'Palm Springs Magazine,' March '07.
In one early self-assessment of their advertising and branding efforts — which is generally referred to as the “Dreams Don’t Retire” campaign — Ameriprise found as of the 3rd quarter 2007, that mostly good things had resulted for the company. Total brand awareness for Ameriprise had increased 29 percent; traffic to its website, Ameriprise.com, was up 15 percent; assets under management increased 12 percent; clients in the target audience of “mass affluent and affluent Baby Boomers” increased 11 percent; and cost per lead generated by advertising decreased by 21 percent. Ameriprise’s stock price also increased 53 percent since the September 2006 launch of the campaign.
In partial summary, the company also offered this perspective:
“The new campaign was an opportunity to position Ameriprise in a way that no brand in the category had done before. The antithesis of the stodgy and outdated financial services company, Ameriprise brought to life the independent, irreverent, and optimistic character of the Boomer generation.
We used our television executions to inspire Boomers to start dreaming. The spots featured anti-hero Dennis Hopper riffing about dreams and their indelible power. Introducing a new vocabulary to the financial services world, the spots shifted the focus of retirement away from numbers.

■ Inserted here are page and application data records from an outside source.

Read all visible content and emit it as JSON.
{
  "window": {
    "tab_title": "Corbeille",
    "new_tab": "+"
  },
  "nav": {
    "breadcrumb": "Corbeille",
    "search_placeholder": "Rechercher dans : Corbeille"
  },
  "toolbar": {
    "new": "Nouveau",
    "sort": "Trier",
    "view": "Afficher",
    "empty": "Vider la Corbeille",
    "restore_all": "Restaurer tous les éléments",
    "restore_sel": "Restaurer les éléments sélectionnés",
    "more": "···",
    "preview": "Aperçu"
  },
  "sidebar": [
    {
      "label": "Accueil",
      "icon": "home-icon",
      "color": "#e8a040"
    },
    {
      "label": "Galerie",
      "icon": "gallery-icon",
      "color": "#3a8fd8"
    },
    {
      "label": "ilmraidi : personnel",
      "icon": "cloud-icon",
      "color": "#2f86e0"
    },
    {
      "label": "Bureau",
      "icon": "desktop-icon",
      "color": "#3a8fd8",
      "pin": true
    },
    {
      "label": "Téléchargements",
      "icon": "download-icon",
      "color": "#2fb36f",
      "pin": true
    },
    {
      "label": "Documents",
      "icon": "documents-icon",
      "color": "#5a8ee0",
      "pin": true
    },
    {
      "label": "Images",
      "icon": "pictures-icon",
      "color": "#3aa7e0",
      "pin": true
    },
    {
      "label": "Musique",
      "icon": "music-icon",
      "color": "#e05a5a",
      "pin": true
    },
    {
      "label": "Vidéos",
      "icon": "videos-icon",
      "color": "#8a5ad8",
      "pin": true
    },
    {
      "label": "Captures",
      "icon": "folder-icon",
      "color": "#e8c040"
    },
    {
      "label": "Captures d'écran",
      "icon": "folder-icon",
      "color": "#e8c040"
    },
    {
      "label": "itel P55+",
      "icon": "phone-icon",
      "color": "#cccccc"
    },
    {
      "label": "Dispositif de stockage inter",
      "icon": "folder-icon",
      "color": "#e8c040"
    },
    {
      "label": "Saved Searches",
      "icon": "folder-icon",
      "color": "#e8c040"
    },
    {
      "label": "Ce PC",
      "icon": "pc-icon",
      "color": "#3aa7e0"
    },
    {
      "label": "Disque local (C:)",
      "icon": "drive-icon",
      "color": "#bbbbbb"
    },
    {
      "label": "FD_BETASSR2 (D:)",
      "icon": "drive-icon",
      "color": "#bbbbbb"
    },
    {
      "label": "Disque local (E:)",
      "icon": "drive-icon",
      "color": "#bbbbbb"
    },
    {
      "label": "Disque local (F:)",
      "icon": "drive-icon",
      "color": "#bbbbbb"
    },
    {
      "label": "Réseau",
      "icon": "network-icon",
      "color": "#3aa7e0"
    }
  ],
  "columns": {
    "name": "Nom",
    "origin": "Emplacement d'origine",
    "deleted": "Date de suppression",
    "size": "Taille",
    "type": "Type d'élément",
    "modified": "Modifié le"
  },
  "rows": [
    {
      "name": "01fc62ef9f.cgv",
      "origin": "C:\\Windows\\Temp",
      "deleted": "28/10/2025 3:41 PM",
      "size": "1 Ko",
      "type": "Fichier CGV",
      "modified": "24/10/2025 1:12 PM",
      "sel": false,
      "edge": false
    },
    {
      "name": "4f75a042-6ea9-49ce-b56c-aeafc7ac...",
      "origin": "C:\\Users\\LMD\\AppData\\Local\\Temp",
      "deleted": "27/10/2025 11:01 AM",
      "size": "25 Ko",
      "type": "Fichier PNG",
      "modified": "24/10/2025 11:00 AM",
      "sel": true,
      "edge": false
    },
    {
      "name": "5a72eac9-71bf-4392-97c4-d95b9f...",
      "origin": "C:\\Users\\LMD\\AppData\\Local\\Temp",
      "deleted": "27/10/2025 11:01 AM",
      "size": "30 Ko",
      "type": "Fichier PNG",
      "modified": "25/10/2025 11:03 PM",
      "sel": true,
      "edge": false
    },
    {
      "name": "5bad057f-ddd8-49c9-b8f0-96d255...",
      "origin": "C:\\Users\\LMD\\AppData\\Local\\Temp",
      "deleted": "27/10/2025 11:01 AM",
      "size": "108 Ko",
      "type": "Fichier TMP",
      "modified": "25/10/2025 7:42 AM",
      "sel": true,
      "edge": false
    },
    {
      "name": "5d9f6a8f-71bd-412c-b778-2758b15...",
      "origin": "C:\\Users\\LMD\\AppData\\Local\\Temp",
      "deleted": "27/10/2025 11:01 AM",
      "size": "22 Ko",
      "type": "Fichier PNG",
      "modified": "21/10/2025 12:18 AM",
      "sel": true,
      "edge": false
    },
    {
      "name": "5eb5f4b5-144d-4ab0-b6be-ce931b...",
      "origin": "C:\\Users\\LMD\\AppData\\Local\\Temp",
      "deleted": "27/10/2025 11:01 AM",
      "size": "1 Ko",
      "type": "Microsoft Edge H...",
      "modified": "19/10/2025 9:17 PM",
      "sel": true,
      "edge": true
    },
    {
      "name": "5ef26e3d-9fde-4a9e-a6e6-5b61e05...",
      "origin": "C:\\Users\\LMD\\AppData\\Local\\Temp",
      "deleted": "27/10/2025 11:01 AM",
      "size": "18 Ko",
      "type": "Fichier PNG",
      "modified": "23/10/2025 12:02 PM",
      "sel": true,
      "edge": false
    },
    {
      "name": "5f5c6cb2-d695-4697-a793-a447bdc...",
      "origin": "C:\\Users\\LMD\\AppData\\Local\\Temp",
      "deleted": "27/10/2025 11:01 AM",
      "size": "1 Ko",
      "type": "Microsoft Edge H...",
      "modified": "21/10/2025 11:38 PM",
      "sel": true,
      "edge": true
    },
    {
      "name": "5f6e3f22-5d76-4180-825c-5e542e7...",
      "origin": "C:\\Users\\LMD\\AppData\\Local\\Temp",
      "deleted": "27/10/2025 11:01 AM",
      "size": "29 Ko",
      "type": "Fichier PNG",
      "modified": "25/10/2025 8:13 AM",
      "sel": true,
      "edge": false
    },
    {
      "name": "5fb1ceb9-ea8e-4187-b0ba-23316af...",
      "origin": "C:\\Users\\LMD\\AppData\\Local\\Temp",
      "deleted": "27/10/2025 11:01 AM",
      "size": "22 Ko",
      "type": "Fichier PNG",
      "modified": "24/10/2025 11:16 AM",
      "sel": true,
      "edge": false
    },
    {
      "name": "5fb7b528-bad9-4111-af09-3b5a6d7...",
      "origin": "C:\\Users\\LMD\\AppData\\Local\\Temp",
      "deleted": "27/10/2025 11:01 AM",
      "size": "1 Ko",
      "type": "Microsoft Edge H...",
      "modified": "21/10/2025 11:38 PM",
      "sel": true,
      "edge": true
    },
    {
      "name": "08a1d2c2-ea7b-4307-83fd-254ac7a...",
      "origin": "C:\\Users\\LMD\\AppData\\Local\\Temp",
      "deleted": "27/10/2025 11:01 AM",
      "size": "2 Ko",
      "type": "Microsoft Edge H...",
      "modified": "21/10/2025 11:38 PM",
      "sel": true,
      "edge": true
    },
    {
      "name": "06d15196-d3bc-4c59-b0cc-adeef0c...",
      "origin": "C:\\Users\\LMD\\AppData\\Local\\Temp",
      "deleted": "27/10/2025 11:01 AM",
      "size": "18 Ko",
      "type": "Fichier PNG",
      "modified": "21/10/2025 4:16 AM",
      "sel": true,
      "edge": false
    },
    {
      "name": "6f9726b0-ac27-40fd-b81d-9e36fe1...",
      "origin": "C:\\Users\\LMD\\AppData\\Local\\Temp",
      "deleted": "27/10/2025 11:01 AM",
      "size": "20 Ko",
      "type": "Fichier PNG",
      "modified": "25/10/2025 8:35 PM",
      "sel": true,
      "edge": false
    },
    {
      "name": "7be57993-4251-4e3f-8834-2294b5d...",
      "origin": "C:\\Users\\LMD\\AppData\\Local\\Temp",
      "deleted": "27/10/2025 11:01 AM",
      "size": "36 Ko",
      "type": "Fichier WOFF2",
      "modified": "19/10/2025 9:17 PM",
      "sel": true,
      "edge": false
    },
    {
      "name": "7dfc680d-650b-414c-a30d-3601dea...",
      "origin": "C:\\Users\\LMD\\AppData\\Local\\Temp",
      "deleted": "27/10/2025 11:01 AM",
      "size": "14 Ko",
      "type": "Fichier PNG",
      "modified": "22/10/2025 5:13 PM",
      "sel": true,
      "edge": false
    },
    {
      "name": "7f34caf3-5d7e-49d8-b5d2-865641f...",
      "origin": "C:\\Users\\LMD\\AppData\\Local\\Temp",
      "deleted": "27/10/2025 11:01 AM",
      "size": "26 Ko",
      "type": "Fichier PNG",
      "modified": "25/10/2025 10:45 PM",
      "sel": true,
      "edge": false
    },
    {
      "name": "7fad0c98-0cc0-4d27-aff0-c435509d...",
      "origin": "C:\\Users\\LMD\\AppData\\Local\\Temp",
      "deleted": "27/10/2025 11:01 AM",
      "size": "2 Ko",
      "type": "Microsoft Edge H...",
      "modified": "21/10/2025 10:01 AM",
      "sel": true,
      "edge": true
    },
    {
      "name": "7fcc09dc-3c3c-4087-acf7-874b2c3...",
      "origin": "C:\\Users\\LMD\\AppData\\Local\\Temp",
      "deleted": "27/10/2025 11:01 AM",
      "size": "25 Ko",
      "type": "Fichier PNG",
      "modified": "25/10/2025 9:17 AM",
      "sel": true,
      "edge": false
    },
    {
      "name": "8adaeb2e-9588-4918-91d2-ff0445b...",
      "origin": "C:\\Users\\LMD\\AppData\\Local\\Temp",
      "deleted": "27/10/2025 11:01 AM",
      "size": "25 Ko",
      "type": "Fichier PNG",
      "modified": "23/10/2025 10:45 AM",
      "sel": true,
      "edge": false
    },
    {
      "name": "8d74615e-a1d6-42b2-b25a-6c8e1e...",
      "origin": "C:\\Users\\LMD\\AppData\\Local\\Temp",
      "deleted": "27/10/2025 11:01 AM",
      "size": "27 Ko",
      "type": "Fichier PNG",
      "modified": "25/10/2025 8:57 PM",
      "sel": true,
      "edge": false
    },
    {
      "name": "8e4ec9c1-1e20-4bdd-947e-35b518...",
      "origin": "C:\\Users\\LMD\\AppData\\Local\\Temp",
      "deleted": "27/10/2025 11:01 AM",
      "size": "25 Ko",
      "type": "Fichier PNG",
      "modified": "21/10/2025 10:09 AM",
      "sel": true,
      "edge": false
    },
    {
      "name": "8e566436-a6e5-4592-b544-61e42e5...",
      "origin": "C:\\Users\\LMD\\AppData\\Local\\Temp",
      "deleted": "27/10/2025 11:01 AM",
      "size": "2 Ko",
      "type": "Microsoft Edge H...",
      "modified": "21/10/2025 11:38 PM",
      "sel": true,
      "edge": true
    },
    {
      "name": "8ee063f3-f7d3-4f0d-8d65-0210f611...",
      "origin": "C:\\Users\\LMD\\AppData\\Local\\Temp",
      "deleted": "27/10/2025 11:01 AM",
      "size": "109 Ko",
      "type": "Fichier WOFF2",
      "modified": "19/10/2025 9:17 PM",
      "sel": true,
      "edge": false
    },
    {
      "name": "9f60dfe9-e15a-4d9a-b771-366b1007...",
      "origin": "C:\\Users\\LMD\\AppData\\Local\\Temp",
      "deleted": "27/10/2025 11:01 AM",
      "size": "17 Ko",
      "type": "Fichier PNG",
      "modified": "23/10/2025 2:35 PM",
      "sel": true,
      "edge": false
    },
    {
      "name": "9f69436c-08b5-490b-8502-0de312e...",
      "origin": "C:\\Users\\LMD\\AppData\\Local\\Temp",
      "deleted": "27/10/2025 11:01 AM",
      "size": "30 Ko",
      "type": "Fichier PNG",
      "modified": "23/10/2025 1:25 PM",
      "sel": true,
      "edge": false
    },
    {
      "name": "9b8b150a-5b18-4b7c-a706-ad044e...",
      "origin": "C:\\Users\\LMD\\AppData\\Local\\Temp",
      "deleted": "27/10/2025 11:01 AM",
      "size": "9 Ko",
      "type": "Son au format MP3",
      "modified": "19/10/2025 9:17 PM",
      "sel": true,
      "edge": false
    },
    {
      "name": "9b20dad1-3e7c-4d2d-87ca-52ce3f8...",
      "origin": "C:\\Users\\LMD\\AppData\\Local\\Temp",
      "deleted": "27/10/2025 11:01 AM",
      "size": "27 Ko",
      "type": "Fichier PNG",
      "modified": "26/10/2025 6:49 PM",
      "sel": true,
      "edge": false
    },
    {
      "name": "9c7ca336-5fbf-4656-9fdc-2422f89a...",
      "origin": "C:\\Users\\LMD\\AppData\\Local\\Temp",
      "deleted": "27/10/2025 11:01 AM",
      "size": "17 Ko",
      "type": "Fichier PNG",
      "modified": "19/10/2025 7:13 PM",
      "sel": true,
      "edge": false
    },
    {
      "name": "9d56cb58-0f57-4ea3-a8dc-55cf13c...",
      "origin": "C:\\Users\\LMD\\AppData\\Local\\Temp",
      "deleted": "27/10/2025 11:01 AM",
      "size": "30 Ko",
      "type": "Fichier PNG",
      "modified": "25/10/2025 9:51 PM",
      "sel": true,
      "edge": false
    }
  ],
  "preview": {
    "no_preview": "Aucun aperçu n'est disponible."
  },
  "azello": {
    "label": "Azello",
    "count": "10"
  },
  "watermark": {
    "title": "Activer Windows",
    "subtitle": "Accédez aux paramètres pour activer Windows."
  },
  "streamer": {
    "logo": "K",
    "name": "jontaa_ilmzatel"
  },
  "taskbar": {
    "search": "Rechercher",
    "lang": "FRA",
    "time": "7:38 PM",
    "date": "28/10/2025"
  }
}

Hopper became a trustworthy advocate for Boomer dreams in a way that only he could. . .”
In April 2008, at an awards ceremony in New York, the Advertising Research Foundation awarded both its top-place Grand Ogilvy advertising award and the Gold Award for Financial Services to Ameriprise Financial for its multimedia national ‘Dreams Don’t Retire’ campaign.
As for Dennis Hopper, one can’t help but think that he had some fun making these commercials, and that he also had a few laughs in the process — including those on the way to the bank.
Jack Doyle, “Dennis Does Ameriprise, 2006-2008,” PopHistoryDig.com, June 17, 2008.
Sources, Links & Additional Information
Dennis Hopper on the cover of Life magazine, June 19, 1970, as he began making a new movie in Peru following "Easy Rider." That movie was titled "The Last Movie," released in 1971.
Famous Andy Warhol portrait of Dennis Hopper, 1970-71.
Kemper Museum version: synthetic polymer paint and silkscreen ink on canvas, 36 x 36 inches, Bebe and Crosby Kemper Collection.
Ameriprise Financial, Inc., Minneapolis, MN, Press Release, “New Evolution of Ameriprise Financial Advertising Emphasizes that “Dreams Don’t Retire”; Broadcast Ads Feature Actor Dennis Hopper and A 1960s-Style Red Chair,” September 7, 2006.
Bob Garfield, “Ameriprise’s Dennis Hopper Spot: Wrong Icon, Right Tone – Saatchi & Saatchi Work Hypes Star, Neglects Brand,” Advertising Age.com, November 19, 2006.
Laura Petrecca, “More Marketers Target Boomers’ Eyes, Wallets, USA Today, February 25, 2007.
“Dennis Hopper – Biography,” Biography.com, A&E Television Networks, 2007.
“Dennis Hopper,” Great Movie Actors at Movie Actors.com.
Diane Rohde, “There’s No More Reassuring Voice In Retirement Planning Than Dennis Hopper,” The Onion.com, May 30, 2007 | Issue 43•22.
Ameriprise Financial, Inc., “Online Strategy Plays a Primary Role in New Evolution of Ameriprise Financial Advertising – New television spots air tonight on ESPN Monday Night Football,” Business Wire, September 10, 2007.